My “Give a Breath” Evolution- By Tim Monds
In the spring of 2016 I thought I was having a heart attack; however, it was later discovered that I had stage one non small cell lung cancer (NSCLC). My cancer was diagnosed early, and it was believed I could be cured. June 29, 2016 I had a lobectomy (upper left lobe). Almost two years to the date of my surgery, in June 2018, numerous other nodules were discovered on my lungs. In September 2018 a wedge resection of my middle right lobe confirmed adenocarcinoma, NSCLC, with a biomarker of PDL1. The cancer had returned and now I am told my cancer is not curable.
The news was devastating to myself and my family. As a family we had experienced others passing away from breast cancer, prostate, and bone cancer. I realized I had to remain positive and believe that I will beat lung cancer. I began to educate myself and learned that there are stage 4 lung cancer survivors! A story I needed to hear, however, there are not as many survivors as there should be. Currently lung cancer survival rates are 22 % yet other cancers are as high as 87%. I learned lung cancer is underfunded compared to other cancers and kills more people than breast, colon, and prostate cancer put together. I also learned that 70 per cent of the new cases are non smokers (never smoked liked myself or quit decades ago). The time to DONATE is now. Lung cancer has the highest mortality rate of all cancers in Canada, yet a lack of research investment allocated to it. Your support will contribute to moving Alberta lung cancer research forward- saving lives, one patient at a time.
Out of my experience and learning grew “Give a Breath”. The first 5 k run/walk in Alberta! It is time to raise awareness to lung cancer and the environmental issues surrounding it. It is time to increase funding for research and treatment allowing lung cancer survival rates to grow.

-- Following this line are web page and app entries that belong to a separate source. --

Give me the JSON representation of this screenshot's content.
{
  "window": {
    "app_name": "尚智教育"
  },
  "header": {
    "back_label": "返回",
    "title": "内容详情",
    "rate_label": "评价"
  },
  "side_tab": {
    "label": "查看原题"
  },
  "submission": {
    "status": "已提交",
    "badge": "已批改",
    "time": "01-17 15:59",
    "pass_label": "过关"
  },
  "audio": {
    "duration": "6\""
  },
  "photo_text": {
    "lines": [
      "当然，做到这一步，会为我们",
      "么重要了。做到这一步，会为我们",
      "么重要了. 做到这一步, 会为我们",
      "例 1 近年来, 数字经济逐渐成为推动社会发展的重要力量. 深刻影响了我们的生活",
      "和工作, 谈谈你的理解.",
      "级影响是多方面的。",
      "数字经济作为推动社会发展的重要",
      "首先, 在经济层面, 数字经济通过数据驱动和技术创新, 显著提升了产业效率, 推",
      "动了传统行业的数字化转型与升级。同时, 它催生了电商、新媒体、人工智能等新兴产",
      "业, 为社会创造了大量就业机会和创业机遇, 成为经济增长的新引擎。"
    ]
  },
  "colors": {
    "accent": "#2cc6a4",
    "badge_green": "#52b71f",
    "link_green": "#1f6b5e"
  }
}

On behalf of those with lung cancer and their families, I invite you to support and participate in:
“Give a Breath”
“Out of Breath and into Hope”
Unfortunately, one disease that the immune system has always had trouble effectively combatting is cancer. Innovative new treatments, however, are giving our immune systems the tools they need to fight cancer the same way they fight infectious diseases.
“This is going to be huge”
Immuno-oncology, the study of immune system therapies for cancer, has been around since the late 1800s, but most of the major developments in the field have happened in the last five or six years. Arguably the biggest breakthrough has been the development of immune checkpoint blockade technology, which selectively turns off braking mechanisms in the body’s T-cells, allowing them to attack cancer cells they would otherwise have mistakenly let pass as healthy.
“This is going to be huge,” says Dr. Michael Smylie of the Department of Oncology at the University of Alberta. “I think these immune checkpoint inhibitors will revolutionize cancer treatment.” Dr. Smylie is not alone in thinking this way. Science, one of the most prestigious scientific journals in the world, named advances in immuno-oncology as the number one scientific achievement of the year in 2013.
Lives are already being extended
Immune checkpoint blockade therapies are already seeing clinical use in Canada and the United States. Lorne Cochrane of Alberta was diagnosed with advanced stage-4 lung cancer in February of 2012. “The doctor basically told me that there was nothing they could do,” says Lorne. “A person with lung cancer at that stage usually has about 12 or 13 months of life expectancy, and that’s with treatment. I knew that the reality was that I was going to be dead in a year or so.”
“I never had any side effects, and all my tumours everywhere disappeared within 15 weeks.”
Lorne went through months of chemotherapy until he stopped responding. Eventually, he was taken off all treatments and sent home. “I had my 53rd birthday and everyone who showed up knew it would be my last one, because it was obvious that I had been sent home to die.”
A short while later, however, Lorne was admitted to an immuno-oncology treatment trial. “They put the drugs through me by IV,” recalls Lorne. “I never had any side effects, and all my tumours everywhere disappeared within 15 weeks. My wife was in total disbelief looking at the CT scan.” Now, 4 years on from the day he was given 12 months to live, Lorne is alive, happy, and symptom-free, spending his time on the golf course, with his grandchildren, and sharing his story with other lung cancer patients to let them know there is hope.
While the introduction of life-extending immuno-oncology therapies is good news for Canadian patients, the Canadian health care system will face a challenge in managing and paying for new treatments like the one used by Lorne.
The value of hope, however, cannot be overstated. “We always try not to give false hope, but we can give hope to our patients today where we couldn’t before,” says Dr. Smylie. “We are offering more long-term survival to more patients.” And when you hear stories such as Lorne’s, it’s definitely time to sit up and take note.